---- Information given
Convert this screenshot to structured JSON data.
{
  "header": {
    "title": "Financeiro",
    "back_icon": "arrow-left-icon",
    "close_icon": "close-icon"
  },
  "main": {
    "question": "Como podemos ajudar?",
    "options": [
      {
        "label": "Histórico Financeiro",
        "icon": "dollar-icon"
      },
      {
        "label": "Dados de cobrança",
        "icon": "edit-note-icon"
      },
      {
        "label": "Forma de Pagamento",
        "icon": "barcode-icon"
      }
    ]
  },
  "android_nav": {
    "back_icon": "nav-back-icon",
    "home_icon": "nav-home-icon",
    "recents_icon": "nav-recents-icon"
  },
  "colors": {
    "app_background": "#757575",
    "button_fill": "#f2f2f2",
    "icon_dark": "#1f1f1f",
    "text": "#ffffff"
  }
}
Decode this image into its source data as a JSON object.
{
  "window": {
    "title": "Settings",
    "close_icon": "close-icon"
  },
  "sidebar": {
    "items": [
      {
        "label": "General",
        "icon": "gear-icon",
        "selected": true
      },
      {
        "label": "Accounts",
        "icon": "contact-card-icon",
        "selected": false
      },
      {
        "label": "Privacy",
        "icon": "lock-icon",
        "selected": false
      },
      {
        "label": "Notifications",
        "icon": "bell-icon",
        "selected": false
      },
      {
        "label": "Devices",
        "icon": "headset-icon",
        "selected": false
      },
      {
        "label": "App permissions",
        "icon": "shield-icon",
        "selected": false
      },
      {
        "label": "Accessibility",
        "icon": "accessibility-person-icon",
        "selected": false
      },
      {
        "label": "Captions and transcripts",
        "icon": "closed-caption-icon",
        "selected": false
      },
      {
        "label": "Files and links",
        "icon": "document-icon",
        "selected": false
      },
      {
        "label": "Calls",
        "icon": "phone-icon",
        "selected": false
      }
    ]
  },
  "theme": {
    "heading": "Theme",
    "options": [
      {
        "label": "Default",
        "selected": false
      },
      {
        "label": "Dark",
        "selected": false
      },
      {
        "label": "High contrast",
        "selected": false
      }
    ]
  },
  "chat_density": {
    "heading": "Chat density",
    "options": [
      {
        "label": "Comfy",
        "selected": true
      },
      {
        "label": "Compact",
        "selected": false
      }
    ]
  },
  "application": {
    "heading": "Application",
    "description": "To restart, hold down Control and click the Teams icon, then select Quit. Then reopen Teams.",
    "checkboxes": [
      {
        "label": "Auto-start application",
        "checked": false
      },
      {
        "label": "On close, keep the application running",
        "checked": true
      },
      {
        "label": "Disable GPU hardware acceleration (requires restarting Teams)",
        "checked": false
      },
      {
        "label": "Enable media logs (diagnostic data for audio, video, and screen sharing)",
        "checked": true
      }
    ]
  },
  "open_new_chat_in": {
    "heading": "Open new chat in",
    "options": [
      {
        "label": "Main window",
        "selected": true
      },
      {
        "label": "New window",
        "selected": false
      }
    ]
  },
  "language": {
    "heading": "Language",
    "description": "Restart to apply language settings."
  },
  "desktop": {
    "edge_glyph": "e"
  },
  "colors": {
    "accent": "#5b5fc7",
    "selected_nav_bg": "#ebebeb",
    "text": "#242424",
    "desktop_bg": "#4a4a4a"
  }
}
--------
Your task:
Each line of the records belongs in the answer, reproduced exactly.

Your response:
Convert this screenshot to structured JSON data.
{
  "header": {
    "title": "Financeiro",
    "back_icon": "arrow-left-icon",
    "close_icon": "close-icon"
  },
  "main": {
    "question": "Como podemos ajudar?",
    "options": [
      {
        "label": "Histórico Financeiro",
        "icon": "dollar-icon"
      },
      {
        "label": "Dados de cobrança",
        "icon": "edit-note-icon"
      },
      {
        "label": "Forma de Pagamento",
        "icon": "barcode-icon"
      }
    ]
  },
  "android_nav": {
    "back_icon": "nav-back-icon",
    "home_icon": "nav-home-icon",
    "recents_icon": "nav-recents-icon"
  },
  "colors": {
    "app_background": "#757575",
    "button_fill": "#f2f2f2",
    "icon_dark": "#1f1f1f",
    "text": "#ffffff"
  }
}
Decode this image into its source data as a JSON object.
{
  "window": {
    "title": "Settings",
    "close_icon": "close-icon"
  },
  "sidebar": {
    "items": [
      {
        "label": "General",
        "icon": "gear-icon",
        "selected": true
      },
      {
        "label": "Accounts",
        "icon": "contact-card-icon",
        "selected": false
      },
      {
        "label": "Privacy",
        "icon": "lock-icon",
        "selected": false
      },
      {
        "label": "Notifications",
        "icon": "bell-icon",
        "selected": false
      },
      {
        "label": "Devices",
        "icon": "headset-icon",
        "selected": false
      },
      {
        "label": "App permissions",
        "icon": "shield-icon",
        "selected": false
      },
      {
        "label": "Accessibility",
        "icon": "accessibility-person-icon",
        "selected": false
      },
      {
        "label": "Captions and transcripts",
        "icon": "closed-caption-icon",
        "selected": false
      },
      {
        "label": "Files and links",
        "icon": "document-icon",
        "selected": false
      },
      {
        "label": "Calls",
        "icon": "phone-icon",
        "selected": false
      }
    ]
  },
  "theme": {
    "heading": "Theme",
    "options": [
      {
        "label": "Default",
        "selected": false
      },
      {
        "label": "Dark",
        "selected": false
      },
      {
        "label": "High contrast",
        "selected": false
      }
    ]
  },
  "chat_density": {
    "heading": "Chat density",
    "options": [
      {
        "label": "Comfy",
        "selected": true
      },
      {
        "label": "Compact",
        "selected": false
      }
    ]
  },
  "application": {
    "heading": "Application",
    "description": "To restart, hold down Control and click the Teams icon, then select Quit. Then reopen Teams.",
    "checkboxes": [
      {
        "label": "Auto-start application",
        "checked": false
      },
      {
        "label": "On close, keep the application running",
        "checked": true
      },
      {
        "label": "Disable GPU hardware acceleration (requires restarting Teams)",
        "checked": false
      },
      {
        "label": "Enable media logs (diagnostic data for audio, video, and screen sharing)",
        "checked": true
      }
    ]
  },
  "open_new_chat_in": {
    "heading": "Open new chat in",
    "options": [
      {
        "label": "Main window",
        "selected": true
      },
      {
        "label": "New window",
        "selected": false
      }
    ]
  },
  "language": {
    "heading": "Language",
    "description": "Restart to apply language settings."
  },
  "desktop": {
    "edge_glyph": "e"
  },
  "colors": {
    "accent": "#5b5fc7",
    "selected_nav_bg": "#ebebeb",
    "text": "#242424",
    "desktop_bg": "#4a4a4a"
  }
}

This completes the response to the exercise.